Friday of the Sixth Week in Ordinary Time
The exodus towards the eternity
He summoned the crowd with his disciples and said to them, “Whoever wishes to come after me must deny himself, take up his cross, and follow me. For whoever wishes to save his life will lose it, but whoever loses his life for my sake and that of the gospel will save it. What profit is there for one to gain the whole world and forfeit his life? What could one give in exchange for his life? Whoever is ashamed of me and of my words in this faithless and sinful generation, the Son of Man will be ashamed of when he comes in his Father’s glory with the holy angels.” He also said to them, “Amen, I say to you, there are some standing here who will not taste death until they see that the kingdom of God has come in power.” Mk 8,34-9,1

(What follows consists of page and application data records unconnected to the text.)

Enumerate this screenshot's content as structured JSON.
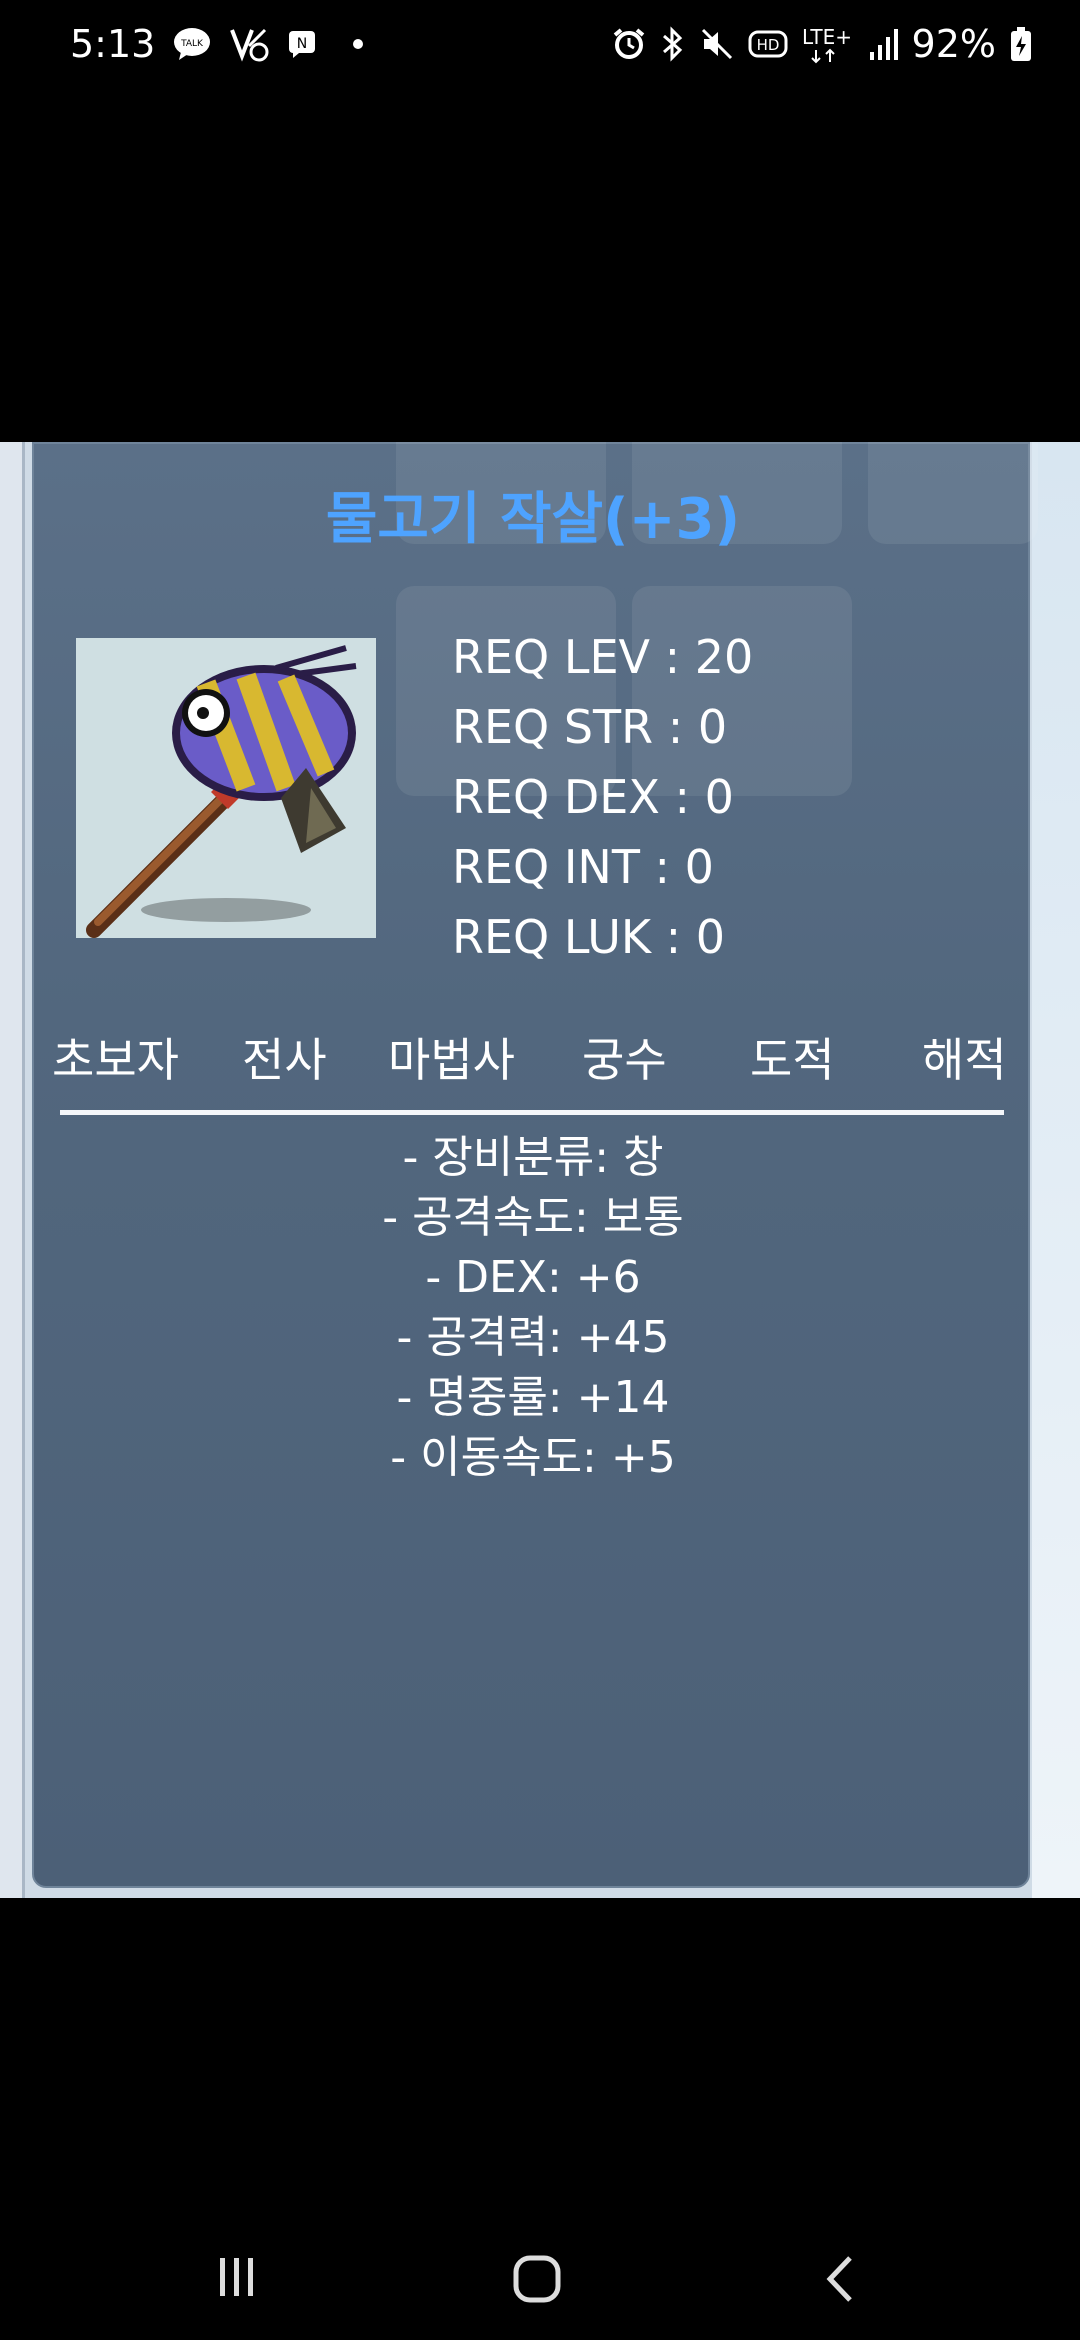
{
  "status_bar": {
    "time": "5:13",
    "battery": "92%",
    "notification_icons": [
      "talk-icon",
      "volte-icon",
      "message-icon",
      "dot-icon"
    ],
    "system_icons": [
      "alarm-icon",
      "bluetooth-icon",
      "mute-icon",
      "hd-icon",
      "lte-icon",
      "signal-icon",
      "battery-icon"
    ]
  },
  "item": {
    "name": "물고기 작살(+3)",
    "requirements": [
      "REQ LEV : 20",
      "REQ STR : 0",
      "REQ DEX : 0",
      "REQ INT : 0",
      "REQ LUK : 0"
    ],
    "jobs": [
      "초보자",
      "전사",
      "마법사",
      "궁수",
      "도적",
      "해적"
    ],
    "stats": [
      "- 장비분류: 창",
      "- 공격속도: 보통",
      "- DEX: +6",
      "- 공격력: +45",
      "- 명중률: +14",
      "- 이동속도: +5"
    ]
  },
  "colors": {
    "title": "#4ea3ff",
    "panel": "#52677e",
    "background": "#000000"
  },
  "nav_bar": {
    "icons": [
      "recent-apps-icon",
      "home-icon",
      "back-icon"
    ]
  }
}
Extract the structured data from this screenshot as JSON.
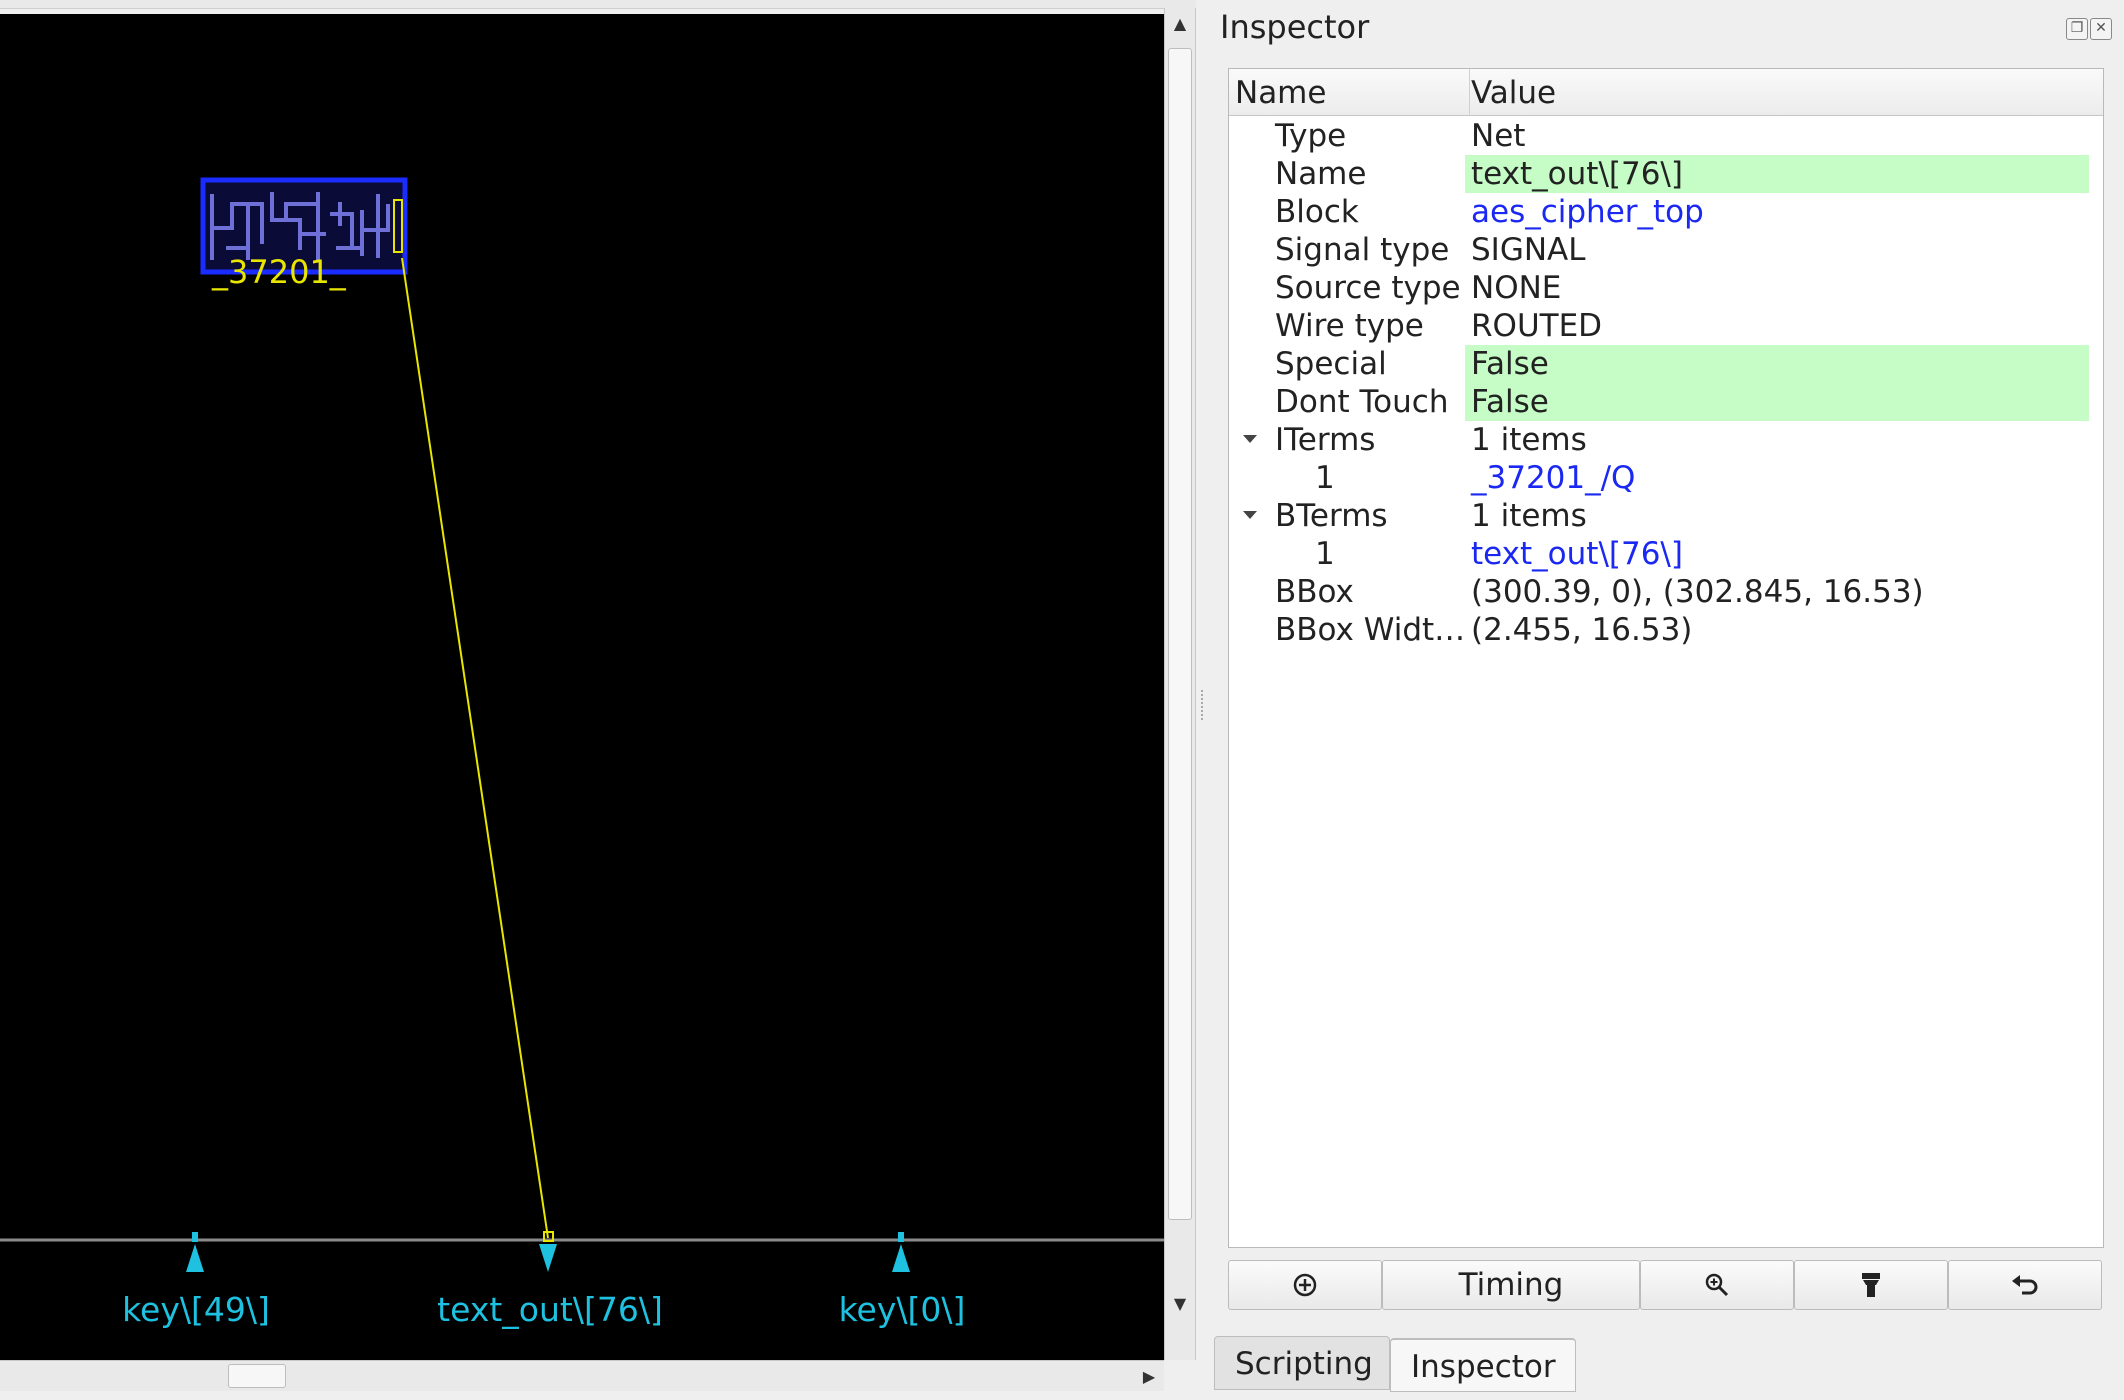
{
  "layout": {
    "cell_label": "_37201_",
    "pins": [
      {
        "label": "key\\[49\\]"
      },
      {
        "label": "text_out\\[76\\]"
      },
      {
        "label": "key\\[0\\]"
      }
    ],
    "colors": {
      "background": "#000000",
      "cell_outline": "#1a2cff",
      "net_highlight": "#e8e600",
      "pin": "#1ec2e0",
      "boundary": "#8a8a8a"
    }
  },
  "inspector": {
    "title": "Inspector",
    "columns": {
      "name": "Name",
      "value": "Value"
    },
    "rows": [
      {
        "name": "Type",
        "value": "Net"
      },
      {
        "name": "Name",
        "value": "text_out\\[76\\]"
      },
      {
        "name": "Block",
        "value": "aes_cipher_top"
      },
      {
        "name": "Signal type",
        "value": "SIGNAL"
      },
      {
        "name": "Source type",
        "value": "NONE"
      },
      {
        "name": "Wire type",
        "value": "ROUTED"
      },
      {
        "name": "Special",
        "value": "False"
      },
      {
        "name": "Dont Touch",
        "value": "False"
      },
      {
        "name": "ITerms",
        "value": "1 items"
      },
      {
        "name": "1",
        "value": "_37201_/Q"
      },
      {
        "name": "BTerms",
        "value": "1 items"
      },
      {
        "name": "1",
        "value": "text_out\\[76\\]"
      },
      {
        "name": "BBox",
        "value": "(300.39, 0), (302.845, 16.53)"
      },
      {
        "name": "BBox Widt…",
        "value": "(2.455, 16.53)"
      }
    ],
    "toolbar": {
      "timing_label": "Timing",
      "icons": [
        "add-highlight-icon",
        "zoom-in-icon",
        "flashlight-icon",
        "undo-icon"
      ]
    }
  },
  "tabs": [
    {
      "label": "Scripting"
    },
    {
      "label": "Inspector",
      "active": true
    }
  ]
}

We are always fascinated by the adventure of the early american pioneers who left their land, all they had, they loaded the wagons by the essential and, in caravans, from the atlantic coast of the America they went west, with the hope for a better future. It is a picture which often emerges when we meditate on the book of the Exodus or when, while opening this page of the gospel, the Lord asks us to deny ourselves, to forsake all, to take up our cross on our shoulders and to follow him. Today Jesus asks us to leave for a flight to the eternity, not knowing exactly what we will find, like those pioneers who went west. We start only because we trust the Lord, the caravan leader who knows the “way” to go, the “truth” about what we will find and the “life” which we will live for the eternity. We like this adventure, it is a fascinating proposal, but what worries us a bit is the baggage, the cross we have to carry on our shoulders. One day during the morning prayer, Claudio, one of our brasilian children, said: “I could not leave without the cross, so, being free, who knows how many beautiful things I could do along the road?”. During the prayer the Holy Spirit suggested to one of us this response: “It is not possible. The cross are our limitations, which are the most beautiful thing we have. With the people with few limits I cannot do anything, but with the limited people I do amazing things”. We answered: “If the matter is in this way, let’s leave”. We left and – we have to say – our limitations along the way have never been a problem. Indeed, they often are transformed into opportunities. One day, during a prayer meeting, Father Fausto said to me: “I need you to proclaim the gospel in my place”. “But how – I said – you know that I suffer from stuttering?”. “I know – he said – but this is not your problem, it is a problem of the Lord. You go and trust”. I trusted, I went and he healed me.